Poetry of Opposition and Revolution is an important new study of the relation between poetry and politics in English literature from Dryden to Wordsworth. Building on his argument in Poetry and the Realm of Politics: Shakespeare to Dryden (also available from OUP), Howard Erskine-Hill reveals that the major tradition of political allusion is not, as has often been argued, that of the political allegory and overtly political poems, but rather a more shifting and less
systematic practice, often involving equivocal or multiple reference. Drawing on the revisionist trend in recent historiography, the book offers new and thought-provoking readings of familiar texts. Dryden's Aeneid version and Pope's Rape of The Lock are shown to belong not just to contemporary
convention, but to a more widespread and older style of envisioning high politics and the crises of government. The early books of The Prelude can be seen to show marked political features; reflections of the 1688 Revolution are traced in The Rape of the Lock; and a Jacobite emotion is identified in The Vanity of Human Wishes. Taking issue with recent New Historicist Romantic criticism, the concluding chapters argue that what have seemed to many to be traces of covert political displacement or
erasure in Wordsworth are in fact marks of a continuing political preoccupation, which found new forms after the collapse of the Enlightenment programme into the Jacobin terror.
`One of the many virtues of Howard Erskine-Hill's Poetry and Revolution (the sequel to his Poetry and the Realm of Politics) is the care with which it reconstructs these climates of interpretation'
Times Literary Supplement
`This is an important and overdue project ... a developed and sustained argument about the nature of political reference in literature that is attuned to recent developments in historiography ... These books will serve to introduce undergraduates to some of the complexities of reading literature politically; and offer literary historians a strong reading of early-modern political allusion.'
The Times Higher Education Supplement
`He more that succeeds, for he not only provides illuminating criticism of Wordsworth, Johnson, Pope and Dryden, tracing their engagement with political issues at the levels of allusion, imagery and form, but also revises our understanding of their relationship to each other and to classical poetry. ... Not the least of its virtues is the sense it gives the reader that a genuine exploration of poetry is taking place, the result of which has not been
determined in advance by a pre-existing critical position.'
British Association for Romantic Studies Bulletin and Review, issue no.12, June 1997
`an important and overdue project ... These books will serve to introduce undergraduates to some of the complexities of reading literature politically; and offer literary historians a strong reading of early-modern political allusion.'
Times Higher Education Supplement
`It is one of the undoubted merits of Howard Erskine-Hill that many of his literary works are accessible to the historian, and his elucidation of difficult poetry can help the historian by opening up a better understanding the past and of how past events and issues were understood by some of the most gifted contemporary poets.

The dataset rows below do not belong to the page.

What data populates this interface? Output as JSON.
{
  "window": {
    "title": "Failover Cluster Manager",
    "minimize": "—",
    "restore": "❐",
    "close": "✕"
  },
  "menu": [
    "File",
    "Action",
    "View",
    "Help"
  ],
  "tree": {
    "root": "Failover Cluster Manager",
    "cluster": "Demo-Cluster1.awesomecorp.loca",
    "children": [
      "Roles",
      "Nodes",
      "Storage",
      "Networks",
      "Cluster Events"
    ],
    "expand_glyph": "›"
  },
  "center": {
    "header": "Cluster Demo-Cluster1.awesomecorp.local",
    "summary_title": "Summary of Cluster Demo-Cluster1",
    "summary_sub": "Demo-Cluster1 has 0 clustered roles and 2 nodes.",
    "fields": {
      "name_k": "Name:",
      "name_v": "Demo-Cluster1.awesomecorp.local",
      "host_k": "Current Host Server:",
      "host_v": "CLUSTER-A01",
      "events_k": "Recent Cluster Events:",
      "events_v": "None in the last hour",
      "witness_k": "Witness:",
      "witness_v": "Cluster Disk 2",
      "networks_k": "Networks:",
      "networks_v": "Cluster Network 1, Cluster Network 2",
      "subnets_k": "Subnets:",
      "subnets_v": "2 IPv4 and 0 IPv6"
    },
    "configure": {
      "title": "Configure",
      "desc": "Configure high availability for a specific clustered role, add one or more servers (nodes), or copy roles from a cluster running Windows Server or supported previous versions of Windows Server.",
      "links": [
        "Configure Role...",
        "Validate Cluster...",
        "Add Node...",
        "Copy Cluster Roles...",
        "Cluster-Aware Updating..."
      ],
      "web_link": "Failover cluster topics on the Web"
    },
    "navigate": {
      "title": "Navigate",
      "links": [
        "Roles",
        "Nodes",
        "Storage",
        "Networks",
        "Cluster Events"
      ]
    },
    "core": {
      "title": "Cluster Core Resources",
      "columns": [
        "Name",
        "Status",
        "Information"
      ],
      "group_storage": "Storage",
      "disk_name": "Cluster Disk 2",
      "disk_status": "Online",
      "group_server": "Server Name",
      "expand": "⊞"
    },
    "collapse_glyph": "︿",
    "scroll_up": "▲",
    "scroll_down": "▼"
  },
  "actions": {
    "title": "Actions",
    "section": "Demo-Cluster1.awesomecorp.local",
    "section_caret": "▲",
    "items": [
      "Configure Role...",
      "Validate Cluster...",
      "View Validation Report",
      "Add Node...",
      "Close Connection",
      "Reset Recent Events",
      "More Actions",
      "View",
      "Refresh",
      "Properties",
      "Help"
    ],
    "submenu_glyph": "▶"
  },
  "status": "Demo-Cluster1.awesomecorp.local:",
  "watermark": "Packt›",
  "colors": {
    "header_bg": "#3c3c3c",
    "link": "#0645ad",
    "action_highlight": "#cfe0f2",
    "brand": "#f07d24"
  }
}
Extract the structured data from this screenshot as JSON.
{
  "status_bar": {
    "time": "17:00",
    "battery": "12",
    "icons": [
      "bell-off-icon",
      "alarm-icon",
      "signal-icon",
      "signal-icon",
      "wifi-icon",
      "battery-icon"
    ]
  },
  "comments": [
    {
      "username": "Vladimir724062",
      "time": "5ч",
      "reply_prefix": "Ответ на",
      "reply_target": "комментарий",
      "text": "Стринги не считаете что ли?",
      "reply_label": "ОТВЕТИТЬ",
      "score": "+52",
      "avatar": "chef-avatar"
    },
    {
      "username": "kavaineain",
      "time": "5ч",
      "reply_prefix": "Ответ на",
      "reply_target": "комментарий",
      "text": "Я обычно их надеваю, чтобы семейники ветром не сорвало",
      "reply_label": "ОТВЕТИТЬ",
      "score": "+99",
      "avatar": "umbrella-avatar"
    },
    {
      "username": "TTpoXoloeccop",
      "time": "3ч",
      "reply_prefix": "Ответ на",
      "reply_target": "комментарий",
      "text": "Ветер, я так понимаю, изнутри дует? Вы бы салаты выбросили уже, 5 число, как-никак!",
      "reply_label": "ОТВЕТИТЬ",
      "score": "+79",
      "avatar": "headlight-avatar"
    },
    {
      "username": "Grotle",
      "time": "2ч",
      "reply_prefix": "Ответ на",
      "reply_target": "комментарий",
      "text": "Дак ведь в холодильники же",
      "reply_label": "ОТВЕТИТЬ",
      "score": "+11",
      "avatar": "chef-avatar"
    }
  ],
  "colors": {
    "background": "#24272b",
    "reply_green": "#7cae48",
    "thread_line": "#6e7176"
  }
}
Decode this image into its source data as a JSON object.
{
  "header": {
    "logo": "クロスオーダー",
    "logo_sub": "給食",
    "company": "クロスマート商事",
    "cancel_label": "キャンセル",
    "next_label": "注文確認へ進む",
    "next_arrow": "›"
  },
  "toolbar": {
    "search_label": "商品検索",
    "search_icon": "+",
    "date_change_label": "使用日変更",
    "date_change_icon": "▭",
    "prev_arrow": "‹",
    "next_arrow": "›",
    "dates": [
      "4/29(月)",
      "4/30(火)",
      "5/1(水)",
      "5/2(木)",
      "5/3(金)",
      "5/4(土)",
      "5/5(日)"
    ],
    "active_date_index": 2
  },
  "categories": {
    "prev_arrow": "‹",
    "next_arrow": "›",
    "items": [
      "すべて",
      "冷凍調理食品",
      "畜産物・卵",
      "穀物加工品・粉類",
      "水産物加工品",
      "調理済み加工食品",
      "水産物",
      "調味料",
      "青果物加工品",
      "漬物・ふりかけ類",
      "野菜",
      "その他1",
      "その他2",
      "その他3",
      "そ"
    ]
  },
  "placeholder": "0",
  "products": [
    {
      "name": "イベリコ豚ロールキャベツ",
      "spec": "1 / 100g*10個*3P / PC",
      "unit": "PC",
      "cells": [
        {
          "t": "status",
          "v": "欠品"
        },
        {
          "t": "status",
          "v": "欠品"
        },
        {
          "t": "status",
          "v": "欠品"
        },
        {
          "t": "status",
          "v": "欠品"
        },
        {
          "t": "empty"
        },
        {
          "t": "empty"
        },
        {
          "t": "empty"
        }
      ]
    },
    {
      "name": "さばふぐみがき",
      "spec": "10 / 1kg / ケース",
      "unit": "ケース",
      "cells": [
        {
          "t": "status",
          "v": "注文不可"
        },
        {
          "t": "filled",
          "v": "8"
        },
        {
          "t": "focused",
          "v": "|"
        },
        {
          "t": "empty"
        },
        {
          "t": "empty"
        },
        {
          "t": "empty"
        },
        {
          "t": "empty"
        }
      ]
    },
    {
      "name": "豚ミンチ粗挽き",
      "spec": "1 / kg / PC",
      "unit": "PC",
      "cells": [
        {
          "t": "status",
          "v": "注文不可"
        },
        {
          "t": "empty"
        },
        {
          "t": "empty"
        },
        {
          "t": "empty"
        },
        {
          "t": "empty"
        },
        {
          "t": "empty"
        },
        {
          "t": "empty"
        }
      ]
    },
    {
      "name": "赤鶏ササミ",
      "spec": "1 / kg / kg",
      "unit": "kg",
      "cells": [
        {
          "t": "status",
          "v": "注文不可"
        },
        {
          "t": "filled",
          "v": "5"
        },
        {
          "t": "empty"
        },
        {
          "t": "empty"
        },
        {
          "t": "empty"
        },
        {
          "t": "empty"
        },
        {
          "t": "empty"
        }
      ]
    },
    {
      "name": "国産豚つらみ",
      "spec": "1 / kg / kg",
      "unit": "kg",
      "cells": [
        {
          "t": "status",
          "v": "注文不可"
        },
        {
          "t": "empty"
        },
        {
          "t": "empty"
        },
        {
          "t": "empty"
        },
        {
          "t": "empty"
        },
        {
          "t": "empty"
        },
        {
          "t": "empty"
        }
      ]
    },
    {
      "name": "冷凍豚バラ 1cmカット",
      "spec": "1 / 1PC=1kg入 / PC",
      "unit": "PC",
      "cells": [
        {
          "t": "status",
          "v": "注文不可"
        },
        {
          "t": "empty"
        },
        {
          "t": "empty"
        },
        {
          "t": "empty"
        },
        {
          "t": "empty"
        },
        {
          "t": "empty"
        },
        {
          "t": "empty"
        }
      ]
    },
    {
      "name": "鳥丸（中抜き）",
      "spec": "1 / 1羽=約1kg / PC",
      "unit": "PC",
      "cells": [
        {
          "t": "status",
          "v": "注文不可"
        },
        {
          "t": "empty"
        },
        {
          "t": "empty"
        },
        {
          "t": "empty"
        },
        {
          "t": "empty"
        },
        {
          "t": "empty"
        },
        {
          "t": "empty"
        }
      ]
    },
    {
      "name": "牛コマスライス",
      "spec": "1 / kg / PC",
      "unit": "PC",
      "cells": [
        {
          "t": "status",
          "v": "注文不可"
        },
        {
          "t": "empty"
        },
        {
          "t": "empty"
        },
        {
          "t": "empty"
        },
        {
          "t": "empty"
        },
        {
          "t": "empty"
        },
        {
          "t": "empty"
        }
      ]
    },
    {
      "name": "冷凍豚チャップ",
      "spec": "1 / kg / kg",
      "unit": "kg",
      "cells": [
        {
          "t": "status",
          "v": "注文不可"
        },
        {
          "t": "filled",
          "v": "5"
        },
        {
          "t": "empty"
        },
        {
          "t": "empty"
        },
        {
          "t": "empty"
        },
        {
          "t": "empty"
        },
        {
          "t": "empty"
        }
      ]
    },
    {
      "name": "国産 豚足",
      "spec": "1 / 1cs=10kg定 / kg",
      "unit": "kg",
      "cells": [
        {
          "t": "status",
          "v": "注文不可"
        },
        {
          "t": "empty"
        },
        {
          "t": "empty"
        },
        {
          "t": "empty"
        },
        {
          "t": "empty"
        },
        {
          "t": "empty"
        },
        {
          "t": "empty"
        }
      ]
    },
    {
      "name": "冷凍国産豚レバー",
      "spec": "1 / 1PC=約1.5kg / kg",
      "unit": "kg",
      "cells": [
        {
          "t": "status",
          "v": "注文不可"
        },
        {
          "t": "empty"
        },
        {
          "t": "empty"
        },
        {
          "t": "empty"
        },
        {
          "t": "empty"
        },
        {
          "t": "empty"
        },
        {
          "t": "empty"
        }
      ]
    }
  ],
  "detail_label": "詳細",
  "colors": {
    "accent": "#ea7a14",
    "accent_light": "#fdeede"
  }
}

This handsomely produced and gracefully written book is aimed at literary scholars, but historians will also learn much from
H.T. Dickinson, University of Edinburgh, The Historical Association 1997